Christopher Marlowe was one of the key figures in the early stages of the extremely fertile Elizabethan drama. He is known to have written six plays, all tragic in nature, and often based on historical events such as the life of Tamburlaine, the reign of Edward II and the St. Bartholomew Day's Massacre. Marlowe was most affected by the work of his contemporaries, the so-called "university wits" including Peele, Lodge, Lyly, Greene and Nashe. All of these writers fed off one another so sophistication in dramatic technique increased astronomically in a very short time. Marlowe was and is particularly famous for the quality of his blank verse, an English verse-form first used for dramatic writing in such works as Gorboduc, English-language imitations of the Latin tragic plays of Seneca. Marlowe and his contemporaries, particularly Thomas Kyd, took tragedy far beyond the narrow confines of Senecan dramatic structure, allowing it to be much more entertaining. The roots of English comedy writing, also being developed very rapidly at this time, are different but do not have much to do with Marlowe, who did not write in the comedic vein.

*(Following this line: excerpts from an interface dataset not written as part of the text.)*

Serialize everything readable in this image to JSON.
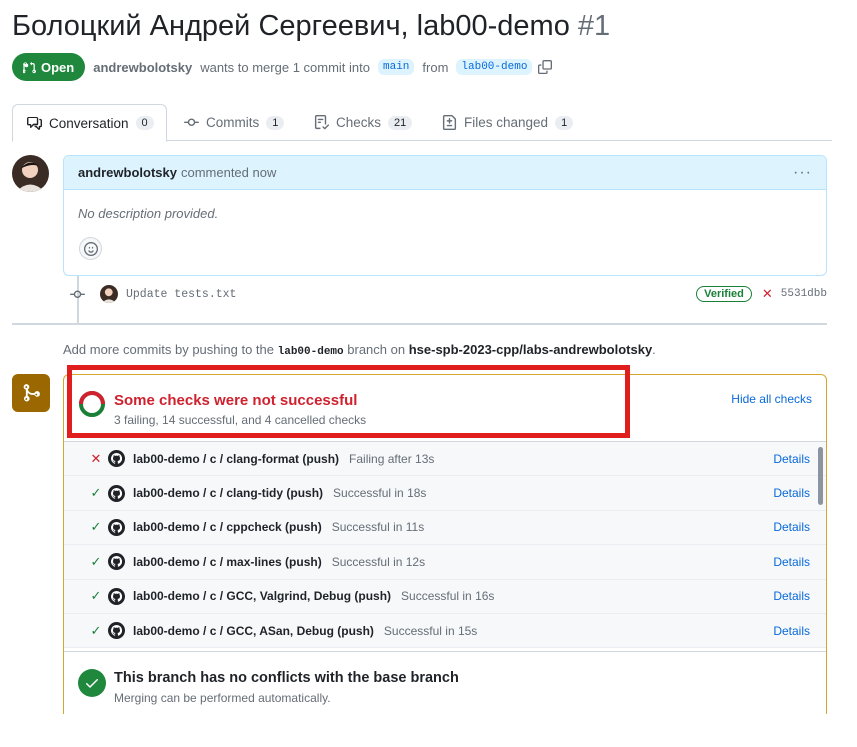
{
  "pr": {
    "title": "Болоцкий Андрей Сергеевич, lab00-demo",
    "number": "#1",
    "state": "Open",
    "author": "andrewbolotsky",
    "merge_text": "wants to merge 1 commit into",
    "base_branch": "main",
    "from_text": "from",
    "head_branch": "lab00-demo"
  },
  "tabs": [
    {
      "label": "Conversation",
      "count": "0",
      "icon": "comment-discussion-icon"
    },
    {
      "label": "Commits",
      "count": "1",
      "icon": "git-commit-icon"
    },
    {
      "label": "Checks",
      "count": "21",
      "icon": "checklist-icon"
    },
    {
      "label": "Files changed",
      "count": "1",
      "icon": "file-diff-icon"
    }
  ],
  "comment": {
    "author": "andrewbolotsky",
    "time": "commented now",
    "body": "No description provided."
  },
  "commit": {
    "message": "Update tests.txt",
    "verified": "Verified",
    "sha": "5531dbb"
  },
  "push_hint": {
    "prefix": "Add more commits by pushing to the",
    "branch": "lab00-demo",
    "middle": "branch on",
    "repo": "hse-spb-2023-cpp/labs-andrewbolotsky",
    "suffix": "."
  },
  "checks": {
    "title": "Some checks were not successful",
    "summary": "3 failing, 14 successful, and 4 cancelled checks",
    "hide_label": "Hide all checks",
    "details_label": "Details",
    "items": [
      {
        "status": "fail",
        "name": "lab00-demo / c / clang-format (push)",
        "result": "Failing after 13s"
      },
      {
        "status": "ok",
        "name": "lab00-demo / c / clang-tidy (push)",
        "result": "Successful in 18s"
      },
      {
        "status": "ok",
        "name": "lab00-demo / c / cppcheck (push)",
        "result": "Successful in 11s"
      },
      {
        "status": "ok",
        "name": "lab00-demo / c / max-lines (push)",
        "result": "Successful in 12s"
      },
      {
        "status": "ok",
        "name": "lab00-demo / c / GCC, Valgrind, Debug (push)",
        "result": "Successful in 16s"
      },
      {
        "status": "ok",
        "name": "lab00-demo / c / GCC, ASan, Debug (push)",
        "result": "Successful in 15s"
      }
    ]
  },
  "merge": {
    "title": "This branch has no conflicts with the base branch",
    "subtitle": "Merging can be performed automatically."
  },
  "colors": {
    "open_green": "#1f883d",
    "fail_red": "#cf222e",
    "link_blue": "#0969da",
    "warning_border": "#d4a72c",
    "annotation_red": "#e01e1e"
  }
}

Marlowe was a figure early in the very fertile period of Elizabethan drama. His plays are primarily tragedies, usually based on a historical event, such as the life of Tamburlaine, the reign of Edward II, and the St. Bartholomew's Day Massacre. He drew from the work of his contemporaries, the so-called "university wits" including Greene, Nashe, Lyly, Peele and Lodge. All of these playwrights fed off of each other, and the sophistication of dramatic technique grew astronomically in a very short time. As a group they built on the tradition of Roman tragedy, primarily Seneca, and earlier attempts to write English tragedy in the Roman style, including the iambic pentameter tragedy of Gorboduc. Some of these playwrights (but not Marlowe particularly) also drew on the English tradition of comic playwriting which is based originally on medieval morality plays, and followed such earlier comedies as Ralph Roister Doister and Gammer Gurton's Needle.